- WHAT YOU ARE ASKED TO DO -
In the data, find each line where the word "importe" appears and list that line.

- DATA -
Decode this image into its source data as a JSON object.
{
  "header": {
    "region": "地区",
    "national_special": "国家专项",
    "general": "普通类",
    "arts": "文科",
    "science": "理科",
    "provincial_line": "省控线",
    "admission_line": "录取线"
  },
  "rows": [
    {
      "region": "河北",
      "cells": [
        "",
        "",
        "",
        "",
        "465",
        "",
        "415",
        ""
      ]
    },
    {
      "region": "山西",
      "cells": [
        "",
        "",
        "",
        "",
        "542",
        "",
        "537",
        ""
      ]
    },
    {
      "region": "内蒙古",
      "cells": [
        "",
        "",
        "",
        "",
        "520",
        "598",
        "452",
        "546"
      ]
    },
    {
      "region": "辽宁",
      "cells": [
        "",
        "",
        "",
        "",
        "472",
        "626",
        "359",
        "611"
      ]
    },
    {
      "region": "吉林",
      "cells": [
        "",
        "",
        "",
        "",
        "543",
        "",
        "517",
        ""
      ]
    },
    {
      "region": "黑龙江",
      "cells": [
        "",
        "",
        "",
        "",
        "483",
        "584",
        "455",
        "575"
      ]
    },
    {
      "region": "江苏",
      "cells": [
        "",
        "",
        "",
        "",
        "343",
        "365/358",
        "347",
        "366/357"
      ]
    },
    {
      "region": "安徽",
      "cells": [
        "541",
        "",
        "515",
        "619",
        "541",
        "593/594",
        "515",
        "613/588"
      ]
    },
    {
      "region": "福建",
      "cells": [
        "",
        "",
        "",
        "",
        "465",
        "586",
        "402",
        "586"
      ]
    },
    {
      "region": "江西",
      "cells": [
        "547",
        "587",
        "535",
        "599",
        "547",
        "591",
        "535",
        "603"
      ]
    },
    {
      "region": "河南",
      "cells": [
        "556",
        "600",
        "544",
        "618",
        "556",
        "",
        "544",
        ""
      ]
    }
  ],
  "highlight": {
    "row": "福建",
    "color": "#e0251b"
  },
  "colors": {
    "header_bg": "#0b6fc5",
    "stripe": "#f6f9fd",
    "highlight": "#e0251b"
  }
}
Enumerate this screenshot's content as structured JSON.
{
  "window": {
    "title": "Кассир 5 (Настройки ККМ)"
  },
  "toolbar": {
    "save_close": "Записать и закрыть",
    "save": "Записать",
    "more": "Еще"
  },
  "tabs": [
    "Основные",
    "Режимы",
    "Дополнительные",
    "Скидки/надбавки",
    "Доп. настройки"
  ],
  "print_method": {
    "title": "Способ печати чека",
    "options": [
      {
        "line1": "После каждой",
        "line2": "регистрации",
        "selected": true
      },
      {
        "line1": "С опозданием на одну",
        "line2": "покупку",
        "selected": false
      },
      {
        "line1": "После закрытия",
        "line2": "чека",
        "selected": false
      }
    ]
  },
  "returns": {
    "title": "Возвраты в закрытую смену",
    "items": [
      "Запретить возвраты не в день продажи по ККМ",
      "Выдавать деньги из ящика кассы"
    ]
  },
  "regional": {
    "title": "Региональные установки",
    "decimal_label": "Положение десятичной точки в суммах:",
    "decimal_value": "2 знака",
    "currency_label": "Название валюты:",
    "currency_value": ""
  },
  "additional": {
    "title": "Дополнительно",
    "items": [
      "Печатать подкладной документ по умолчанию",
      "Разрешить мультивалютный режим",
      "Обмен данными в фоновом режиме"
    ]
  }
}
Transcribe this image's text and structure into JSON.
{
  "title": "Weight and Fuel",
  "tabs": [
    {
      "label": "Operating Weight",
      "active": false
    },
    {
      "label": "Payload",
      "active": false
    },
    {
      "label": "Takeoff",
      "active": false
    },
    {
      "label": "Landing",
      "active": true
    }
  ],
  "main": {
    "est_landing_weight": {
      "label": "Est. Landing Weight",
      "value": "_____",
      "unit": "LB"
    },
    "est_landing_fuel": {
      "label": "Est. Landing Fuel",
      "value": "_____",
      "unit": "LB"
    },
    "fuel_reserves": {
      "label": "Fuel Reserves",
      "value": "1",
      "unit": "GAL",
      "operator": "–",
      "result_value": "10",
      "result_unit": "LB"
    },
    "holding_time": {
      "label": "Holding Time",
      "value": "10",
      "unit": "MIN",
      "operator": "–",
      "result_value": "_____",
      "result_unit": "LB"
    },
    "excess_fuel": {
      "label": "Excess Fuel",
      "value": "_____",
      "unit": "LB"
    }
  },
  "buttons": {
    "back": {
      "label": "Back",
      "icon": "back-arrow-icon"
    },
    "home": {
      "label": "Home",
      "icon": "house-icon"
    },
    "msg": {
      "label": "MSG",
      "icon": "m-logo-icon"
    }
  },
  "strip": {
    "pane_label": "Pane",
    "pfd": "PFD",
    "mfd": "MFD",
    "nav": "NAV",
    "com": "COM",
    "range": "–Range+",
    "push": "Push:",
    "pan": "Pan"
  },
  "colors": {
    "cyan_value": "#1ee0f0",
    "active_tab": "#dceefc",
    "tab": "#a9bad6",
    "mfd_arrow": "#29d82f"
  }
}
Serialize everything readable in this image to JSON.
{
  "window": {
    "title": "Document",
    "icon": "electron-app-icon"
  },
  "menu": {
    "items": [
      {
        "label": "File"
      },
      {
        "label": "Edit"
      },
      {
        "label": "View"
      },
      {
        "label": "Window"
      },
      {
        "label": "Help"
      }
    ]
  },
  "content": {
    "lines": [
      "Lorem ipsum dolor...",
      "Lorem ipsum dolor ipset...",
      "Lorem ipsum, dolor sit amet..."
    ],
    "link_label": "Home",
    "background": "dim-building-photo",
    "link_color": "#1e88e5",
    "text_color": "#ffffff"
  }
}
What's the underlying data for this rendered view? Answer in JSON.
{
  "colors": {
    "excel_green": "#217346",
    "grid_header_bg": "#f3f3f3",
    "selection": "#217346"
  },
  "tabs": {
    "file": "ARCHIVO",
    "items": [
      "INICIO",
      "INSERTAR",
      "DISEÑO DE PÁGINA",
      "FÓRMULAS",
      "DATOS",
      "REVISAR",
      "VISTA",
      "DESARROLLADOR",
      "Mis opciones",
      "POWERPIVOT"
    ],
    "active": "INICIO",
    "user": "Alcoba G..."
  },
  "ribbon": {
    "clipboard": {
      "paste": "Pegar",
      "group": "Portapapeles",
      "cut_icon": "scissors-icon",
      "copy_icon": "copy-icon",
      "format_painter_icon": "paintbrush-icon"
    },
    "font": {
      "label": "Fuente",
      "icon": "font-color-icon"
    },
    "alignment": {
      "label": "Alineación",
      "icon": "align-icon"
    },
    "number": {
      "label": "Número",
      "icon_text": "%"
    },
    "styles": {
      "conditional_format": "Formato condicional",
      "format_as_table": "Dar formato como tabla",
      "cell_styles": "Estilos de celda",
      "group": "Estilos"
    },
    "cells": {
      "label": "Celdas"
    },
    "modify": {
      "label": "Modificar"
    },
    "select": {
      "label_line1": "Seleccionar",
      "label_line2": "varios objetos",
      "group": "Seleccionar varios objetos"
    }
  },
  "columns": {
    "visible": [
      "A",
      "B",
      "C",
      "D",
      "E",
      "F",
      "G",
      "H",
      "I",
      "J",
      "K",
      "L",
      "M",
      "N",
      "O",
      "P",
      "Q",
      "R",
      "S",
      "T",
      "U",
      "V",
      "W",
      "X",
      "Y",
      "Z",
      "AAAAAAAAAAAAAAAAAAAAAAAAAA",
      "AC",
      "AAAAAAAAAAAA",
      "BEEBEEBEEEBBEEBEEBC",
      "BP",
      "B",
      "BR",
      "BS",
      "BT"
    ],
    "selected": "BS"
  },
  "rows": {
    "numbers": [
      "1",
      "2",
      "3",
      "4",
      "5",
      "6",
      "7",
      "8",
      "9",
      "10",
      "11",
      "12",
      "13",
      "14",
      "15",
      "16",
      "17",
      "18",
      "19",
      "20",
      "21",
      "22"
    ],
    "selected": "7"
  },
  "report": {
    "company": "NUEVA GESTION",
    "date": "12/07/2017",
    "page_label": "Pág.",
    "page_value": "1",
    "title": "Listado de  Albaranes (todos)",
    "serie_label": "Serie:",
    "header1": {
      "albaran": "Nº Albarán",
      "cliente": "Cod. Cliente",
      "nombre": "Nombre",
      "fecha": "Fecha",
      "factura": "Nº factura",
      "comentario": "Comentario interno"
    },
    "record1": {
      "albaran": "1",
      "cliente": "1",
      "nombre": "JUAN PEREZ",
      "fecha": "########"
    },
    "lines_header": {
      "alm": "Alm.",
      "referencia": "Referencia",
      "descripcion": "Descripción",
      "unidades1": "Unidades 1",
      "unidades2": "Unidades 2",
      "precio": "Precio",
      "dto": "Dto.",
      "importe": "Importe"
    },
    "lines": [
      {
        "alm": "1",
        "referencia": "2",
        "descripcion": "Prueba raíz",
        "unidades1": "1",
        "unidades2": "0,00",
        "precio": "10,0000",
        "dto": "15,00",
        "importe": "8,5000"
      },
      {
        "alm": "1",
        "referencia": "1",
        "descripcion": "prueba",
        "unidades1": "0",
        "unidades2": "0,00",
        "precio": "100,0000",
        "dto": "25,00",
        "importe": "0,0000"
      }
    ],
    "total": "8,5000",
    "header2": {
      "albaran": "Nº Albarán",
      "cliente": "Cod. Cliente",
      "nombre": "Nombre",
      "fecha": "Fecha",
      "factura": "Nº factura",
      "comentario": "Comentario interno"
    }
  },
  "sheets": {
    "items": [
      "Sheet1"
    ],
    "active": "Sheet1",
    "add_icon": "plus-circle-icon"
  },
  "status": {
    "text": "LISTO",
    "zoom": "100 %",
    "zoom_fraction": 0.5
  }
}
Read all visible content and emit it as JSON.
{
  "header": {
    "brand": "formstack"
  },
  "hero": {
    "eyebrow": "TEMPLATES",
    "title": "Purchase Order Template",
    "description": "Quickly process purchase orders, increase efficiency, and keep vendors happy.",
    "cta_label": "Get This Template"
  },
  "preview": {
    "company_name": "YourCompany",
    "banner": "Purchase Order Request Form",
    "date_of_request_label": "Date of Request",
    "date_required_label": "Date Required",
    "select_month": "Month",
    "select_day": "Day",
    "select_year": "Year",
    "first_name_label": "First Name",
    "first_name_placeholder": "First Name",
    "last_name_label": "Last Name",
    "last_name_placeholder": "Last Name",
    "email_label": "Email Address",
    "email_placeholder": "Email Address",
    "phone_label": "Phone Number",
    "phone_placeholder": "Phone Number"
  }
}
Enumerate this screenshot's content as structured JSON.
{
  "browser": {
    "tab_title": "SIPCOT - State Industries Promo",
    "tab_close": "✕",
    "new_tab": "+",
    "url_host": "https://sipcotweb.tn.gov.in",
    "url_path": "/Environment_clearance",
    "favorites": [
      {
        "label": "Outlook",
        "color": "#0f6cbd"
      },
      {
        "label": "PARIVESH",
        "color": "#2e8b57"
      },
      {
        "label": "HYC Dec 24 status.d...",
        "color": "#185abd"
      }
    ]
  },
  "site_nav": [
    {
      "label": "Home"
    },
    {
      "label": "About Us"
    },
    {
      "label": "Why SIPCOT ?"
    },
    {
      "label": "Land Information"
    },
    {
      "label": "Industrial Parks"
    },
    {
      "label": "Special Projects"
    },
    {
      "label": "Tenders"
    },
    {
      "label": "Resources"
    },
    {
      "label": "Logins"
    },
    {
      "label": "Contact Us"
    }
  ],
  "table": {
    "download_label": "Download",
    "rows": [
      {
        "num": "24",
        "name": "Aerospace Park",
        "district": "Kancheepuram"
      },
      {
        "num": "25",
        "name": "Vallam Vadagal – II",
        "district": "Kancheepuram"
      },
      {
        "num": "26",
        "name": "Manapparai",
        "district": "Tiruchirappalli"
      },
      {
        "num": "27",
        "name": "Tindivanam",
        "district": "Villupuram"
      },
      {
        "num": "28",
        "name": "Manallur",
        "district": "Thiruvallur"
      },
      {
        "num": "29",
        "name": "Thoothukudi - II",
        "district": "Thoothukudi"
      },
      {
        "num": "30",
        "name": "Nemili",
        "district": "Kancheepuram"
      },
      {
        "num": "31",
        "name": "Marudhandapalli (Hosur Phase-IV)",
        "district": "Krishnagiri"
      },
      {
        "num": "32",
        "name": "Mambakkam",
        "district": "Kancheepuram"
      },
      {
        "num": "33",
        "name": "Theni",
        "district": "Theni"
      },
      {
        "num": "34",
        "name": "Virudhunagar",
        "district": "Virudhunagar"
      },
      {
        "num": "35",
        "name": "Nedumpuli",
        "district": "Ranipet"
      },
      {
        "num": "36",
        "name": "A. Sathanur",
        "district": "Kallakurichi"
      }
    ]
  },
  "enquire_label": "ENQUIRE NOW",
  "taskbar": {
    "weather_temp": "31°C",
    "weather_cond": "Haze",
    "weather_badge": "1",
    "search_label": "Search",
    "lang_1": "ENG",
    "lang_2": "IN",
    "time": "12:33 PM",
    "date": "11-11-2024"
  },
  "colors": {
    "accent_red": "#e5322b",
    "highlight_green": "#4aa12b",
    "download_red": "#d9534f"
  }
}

- SOLUTION -
      "importe": "Importe"
        "importe": "8,5000"
        "importe": "0,0000"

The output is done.